Skip to content
This repository has been archived by the owner on Jul 9, 2022. It is now read-only.


Switch branches/tags

Name already in use

A tag already exists with the provided branch name. Many Git commands accept both tag and branch names, so creating this branch may cause unexpected behavior. Are you sure you want to create this branch?

spring-integration-dsl-groovy is no longer actively maintained by VMware, Inc.

Groovy DSL For Spring Integration


This project implements a Groovy DSL for Spring Integration. Coming on the heels of the Scala DSL for Spring Integration, I have incorporated some of the same basic ideas and vocabulary however this has been developed independently with a primary focus on providing Groovy and Java developers a simple, flexible, and powerful alternative to XML configuration for Spring Integration applications. Please refer to the DSL User's Guide and other pages on the project wiki for more details.


  • Simplified Spring Integration configuration and execution based on the familiar Groovy Builder pattern
  • Implement endpoint logic with closures
  • Automatically chains endpoints, eliminating the need to eplicitly declare channels
  • Named channels are supported if needed
  • Full support for native Spring bean and Spring Integration via Groovy markup.
  • Provides access to the underlying Spring Application context
  • May be executed direclty in Groovy or from a Java class


The DSL uses Groovy Builder pattern so the syntax will be familiar to Groovyists. The central class is the IntegrationBuilder which extends FactoryBuilderSupport framework to create a Spring Integration domain model which is translated directly to Spring XML to create a Spring Application Context.

The main benefit of this approach is that the DSL can leverage existing Spring Integration namespace parsers to perform all the necessary validation and bean definition processing. Since this code is tightly coupled to XML parsing, the bean definitions and would otherwise need to be entirely replicated for the DSL. Another advantage is that if the log level is set to DEBUG, you can inspect the generated XML on the console which will give you more insight into how the DSL interprets things. Finally it makes it very easy for the IntegrationBuilder to inject XML builder markup, providing seamless integration with Spring XML.

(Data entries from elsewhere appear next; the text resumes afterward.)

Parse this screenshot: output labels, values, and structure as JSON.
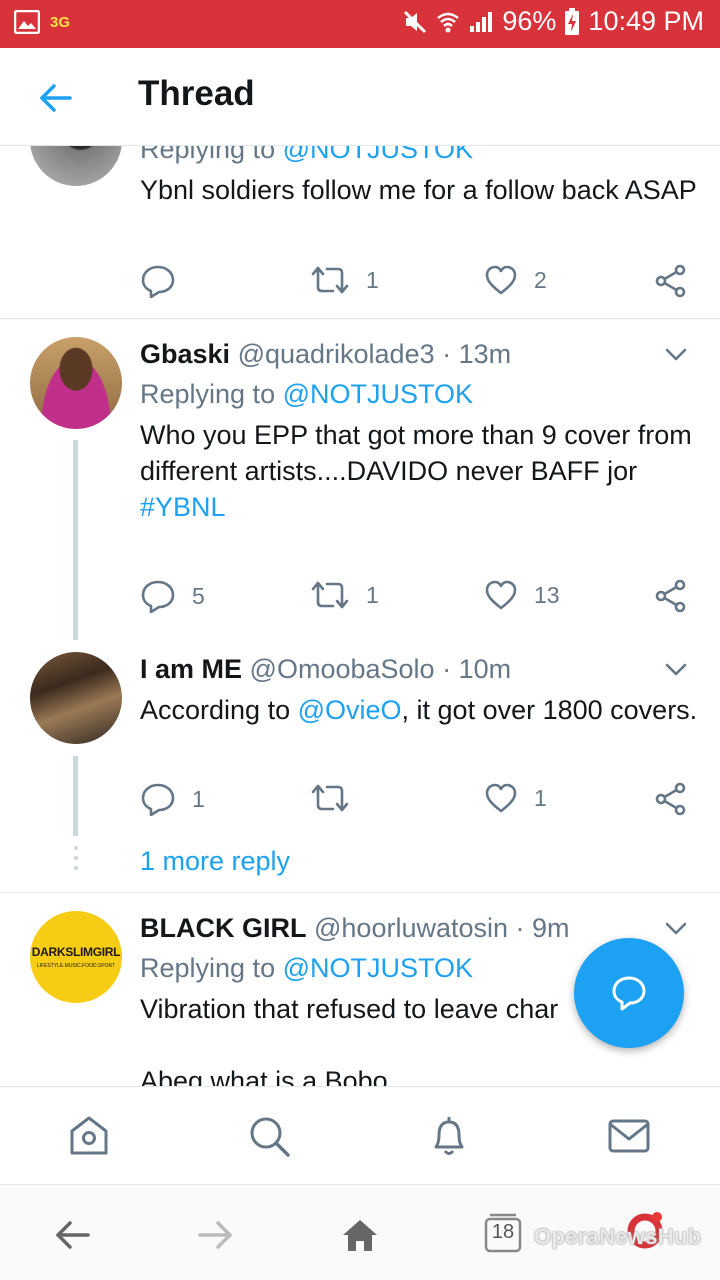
{
  "status_bar": {
    "network": "3G",
    "battery": "96%",
    "time": "10:49 PM"
  },
  "header": {
    "title": "Thread"
  },
  "tweets": [
    {
      "reply_prefix": "Replying to ",
      "reply_to": "@NOTJUSTOK",
      "text": "Ybnl soldiers follow me for a follow back ASAP",
      "replies": "",
      "retweets": "1",
      "likes": "2"
    },
    {
      "name": "Gbaski",
      "handle": "@quadrikolade3",
      "dot": " · ",
      "time": "13m",
      "reply_prefix": "Replying to ",
      "reply_to": "@NOTJUSTOK",
      "text": "Who you EPP that got more than 9 cover from different artists....DAVIDO never BAFF jor",
      "hashtag": "#YBNL",
      "replies": "5",
      "retweets": "1",
      "likes": "13"
    },
    {
      "name": "I am ME",
      "handle": "@OmoobaSolo",
      "dot": " · ",
      "time": "10m",
      "text_before": "According to ",
      "mention": "@OvieO",
      "text_after": ", it got over 1800 covers.",
      "replies": "1",
      "retweets": "",
      "likes": "1"
    },
    {
      "name": "BLACK GIRL",
      "handle": "@hoorluwatosin",
      "dot": " · ",
      "time": "9m",
      "reply_prefix": "Replying to ",
      "reply_to": "@NOTJUSTOK",
      "text": "Vibration that refused to leave char",
      "text2": "Abeg what is a Bobo",
      "avatar_text": "DARKSLIMGIRL",
      "avatar_subtext": "LIFESTYLE.MUSIC.FOOD.SPORT"
    }
  ],
  "more_replies": "1 more reply",
  "browser": {
    "tab_count": "18",
    "watermark": "OperaNewsHub"
  },
  "colors": {
    "status_bar": "#d8333b",
    "accent": "#1da1f2",
    "muted": "#657786"
  }
}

The following is a simple example in Groovy.

def builder = new IntegrationBuilder()

def flow = builder.messageFlow {
 transform {payload->payload.toUpperCase()}
 filter {payload-> payload =="HELLO"}
 handle {payload->payload}

assert flow.sendAndReceive("hello") == "HELLO"
assert flow.sendAndReceive("world") == null

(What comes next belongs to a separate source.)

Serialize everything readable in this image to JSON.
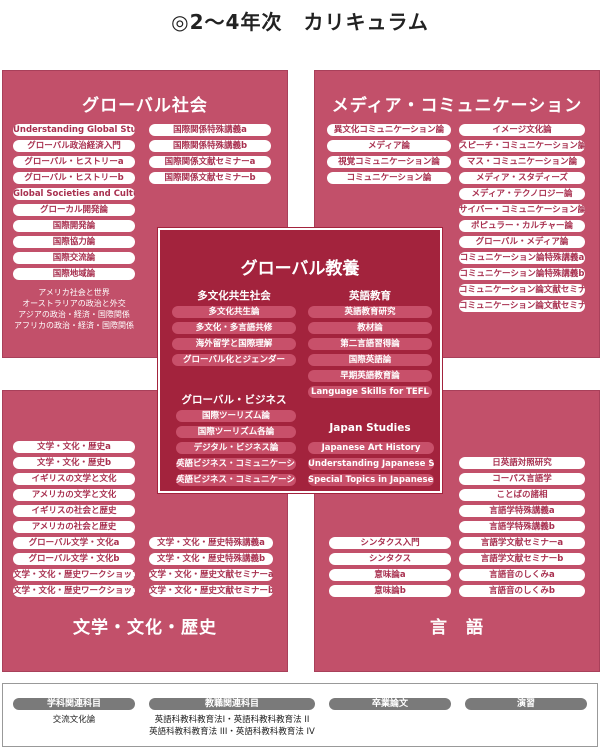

This flow can also be executed from a Java class. The easiest way is to create an external file or classpath resource. The equivalent to the above example looks like :

 messageFlow {
     transform {payload->payload.toUpperCase()}
     filter {payload-> payload =="HELLO"})
     handle {payload->payload})

If we save this to a file named 'messageFlow1.groovy', it may be accessed from a Java class as follows:

IntegrationBuilder builder = new IntegrationBuilder();

MessageFlow flow = (MessageFlow)
	new FileInputStream("messageFlow1.groovy"));

In addition to InputStream the API accepts other sources such as a compiled groovy.lang.Script and groovy.lang.GroovyCodeSource

The DSL User's Guide contains a lot more examples to get you started. Also take a look at the spring-integration-dsl-groovy-samples subproject as well as the unit tests included in the various sub projects.

Project Structure

The DSL structure mirrors Spring Integration itself. The core module provides the core components and language framework. Protocol adapters, e.g., http, jms, are maintained as separate subprojects. In addition there is a samples module to help get you started. Each adapter module plugs in to the DSL framework to provide extensions needed to support the associated adapters. At this time, there are only a few adapters implemented for the DSL, but this is expected to grow according to demand, community contributions, etc.

Even if an adapter is not implemented directly in the DSL, you can use Groovy markup to drop in native Spring XML. Please refer to the DSL User's Guide for more information.


With the inital core DSL features in place, there remains much to be done to support the constantly growing collection of protocol adapters covered by Spring Integration. Community contributions are certainly welcome! If this interests you, please refer to the DSL Developer's Guide for more information.

Here are some ways for you to get involved in the community:

  • Create JIRA tickets for bugs and new features and comment and vote on the ones that you are interested in.

  • Github is for social coding: if you want to write code, we encourage contributions through pull requests from forks of this repository. Please refer to the Spring Integration Contributer Guidelines (apply the same process for this repository). Also, if you want to contribute code this way, please reference a JIRA ticket as well covering the specific issue you are addressing.

  • Watch for upcoming articles on Spring by subscribing to

  • Before we accept a non-trivial patch or pull request we will need you to sign the contributor's agreement. Signing the contributor's agreement does not grant anyone commit rights to the main repository, but it does mean that we can accept your contributions, and you will get an author credit if we do. Active contributors might be asked to join the core team, and given the ability to merge pull requests.